As if that weren’t challenging enough, there are special sets of die contained within each edition of the game that only increase the game’s difficulty. The Deep Blue Edition portrayed above contains two river die and two lake die. These are optional components that can be added for anyone who wants a more challenging experience. For example, the river die add bodies of water that block railroads and highways, creating additional unwanted dead ends. The only way to avoid these point reducing obstacles is to get lucky enough to roll a bridge, allowing either a road or track to cross the river.

Other editions such as Blazing Red and the soon to be released, Lush Green and Shining Yellow editions add alternative challenges that can be mixed and matched for new levels of difficulty.

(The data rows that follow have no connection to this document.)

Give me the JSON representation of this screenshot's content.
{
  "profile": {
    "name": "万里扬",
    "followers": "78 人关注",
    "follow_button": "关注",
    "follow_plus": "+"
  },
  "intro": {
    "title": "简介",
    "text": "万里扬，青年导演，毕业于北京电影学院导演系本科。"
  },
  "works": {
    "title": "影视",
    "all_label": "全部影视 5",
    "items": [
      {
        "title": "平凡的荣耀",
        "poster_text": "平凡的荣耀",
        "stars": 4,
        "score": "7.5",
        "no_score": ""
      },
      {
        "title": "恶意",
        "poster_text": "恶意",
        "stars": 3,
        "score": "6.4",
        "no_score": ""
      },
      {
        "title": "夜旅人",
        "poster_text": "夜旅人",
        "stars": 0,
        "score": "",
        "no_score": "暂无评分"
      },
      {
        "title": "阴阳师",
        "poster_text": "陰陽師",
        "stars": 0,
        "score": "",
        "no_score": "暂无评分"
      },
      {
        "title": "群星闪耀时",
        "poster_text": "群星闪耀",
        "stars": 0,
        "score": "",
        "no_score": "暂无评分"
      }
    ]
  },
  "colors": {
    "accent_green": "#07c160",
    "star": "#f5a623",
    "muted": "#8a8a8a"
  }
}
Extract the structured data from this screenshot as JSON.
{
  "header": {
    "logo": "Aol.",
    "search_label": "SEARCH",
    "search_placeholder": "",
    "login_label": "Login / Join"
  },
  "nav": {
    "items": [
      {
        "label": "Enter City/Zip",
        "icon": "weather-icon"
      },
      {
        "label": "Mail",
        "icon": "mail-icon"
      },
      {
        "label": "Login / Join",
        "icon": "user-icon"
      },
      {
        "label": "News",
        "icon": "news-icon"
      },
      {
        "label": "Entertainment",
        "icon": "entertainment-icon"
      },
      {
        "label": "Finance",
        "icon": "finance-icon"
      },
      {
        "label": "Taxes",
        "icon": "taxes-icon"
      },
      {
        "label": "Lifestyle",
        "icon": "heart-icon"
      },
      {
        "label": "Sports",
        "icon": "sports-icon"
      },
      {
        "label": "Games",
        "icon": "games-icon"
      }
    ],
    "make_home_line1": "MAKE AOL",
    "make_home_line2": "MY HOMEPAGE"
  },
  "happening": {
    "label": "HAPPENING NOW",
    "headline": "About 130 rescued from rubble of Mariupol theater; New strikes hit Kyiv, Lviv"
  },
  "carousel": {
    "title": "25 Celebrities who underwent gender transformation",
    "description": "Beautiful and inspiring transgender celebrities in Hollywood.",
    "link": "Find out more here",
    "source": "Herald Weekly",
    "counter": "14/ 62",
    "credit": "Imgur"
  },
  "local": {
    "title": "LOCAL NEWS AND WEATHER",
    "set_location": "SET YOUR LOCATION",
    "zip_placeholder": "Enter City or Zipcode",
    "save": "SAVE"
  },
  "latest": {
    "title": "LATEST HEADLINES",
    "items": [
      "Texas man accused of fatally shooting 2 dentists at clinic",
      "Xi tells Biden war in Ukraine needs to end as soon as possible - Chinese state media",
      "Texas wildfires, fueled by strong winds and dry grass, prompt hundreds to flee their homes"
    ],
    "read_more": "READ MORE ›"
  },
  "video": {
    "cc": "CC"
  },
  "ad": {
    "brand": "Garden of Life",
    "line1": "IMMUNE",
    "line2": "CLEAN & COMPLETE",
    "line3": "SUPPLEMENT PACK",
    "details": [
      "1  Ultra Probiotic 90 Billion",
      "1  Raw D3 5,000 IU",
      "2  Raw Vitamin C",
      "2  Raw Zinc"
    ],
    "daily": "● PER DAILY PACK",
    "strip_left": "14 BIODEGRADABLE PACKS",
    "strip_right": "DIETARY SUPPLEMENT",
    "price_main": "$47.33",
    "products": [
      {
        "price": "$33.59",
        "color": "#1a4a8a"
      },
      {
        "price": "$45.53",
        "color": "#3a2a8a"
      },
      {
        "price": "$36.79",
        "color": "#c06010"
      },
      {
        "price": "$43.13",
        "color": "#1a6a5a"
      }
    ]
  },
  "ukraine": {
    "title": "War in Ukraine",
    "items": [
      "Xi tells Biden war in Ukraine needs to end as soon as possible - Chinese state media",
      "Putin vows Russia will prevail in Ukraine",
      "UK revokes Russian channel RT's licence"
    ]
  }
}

CMON’s most recent Kickstarter campaign that includes Lush Green and Shining Yellow is currently being shipped to backers as well as massive variety of mini-expansions that we’ll be covering in greater detail when it arrives in the coming weeks. 


If dice-chucking and transit routes get your motor running, you can find the various editions of Railroad Ink from Horrible Guild here.



Button Shy Games is known for publishing the smallest possible games. The games they publish are entirely comprised of cards that are stored in a plastic bifold that can fit in a wallet. Sprawlopolis is one of these ingenious games that offers a lot of variety and fun within a small deck of only eighteen cards for only $12.

Before starting a game, players will shuffle the cards, draw three cards and flip the scoring side face up. These cards will guide players in how they should build organize their city throughout the game. Then each player draws one card from the remaining deck and puts it in their hand. The first player then draws two additional cards and starts the game.

Each turn the active player will choose to play one of the three cards in their hand to begin building the group’s city, doing their best to follow scoring conditions. The remaining two cards in their hand then get passed to the next player before drawing a card, ensuring they have only one card in hand when they aren’t the active player. The game play continues this way until all fifteen cards have been used. Then the group counts up their points to see how well they performed together.

Sprawlopolis is a whole lot of fun and strategy in a pocket sized package. With eighteen different scoring cards, there’s a great range of variety contained in the base game alone. Optional expansions such as the Beaches Expansion cost a mere $4 and add even more options to this already dense game. 


If pocket-sized city planning is up your alley, you can find Sprawlopolis and its expansions here.



There are a ton of other small games that are worth your time, but for now, these are the ones that have found their place in our hearts and on our shelves. As we discover more, we will be sure to upload this list to ensure your pockets are as loaded with games as they possibly can be.


If you’re interested in any of the games mentioned in the article, please consider purchasing through our Amazon affiliated links in the article. WayTooManyGames is run by a small group of hobbyists who are passionate about games and the memories they create. Small gestures like purchasing through our affiliate links let us continue to provide new content on a regular basis without resorting to algorithms and trends.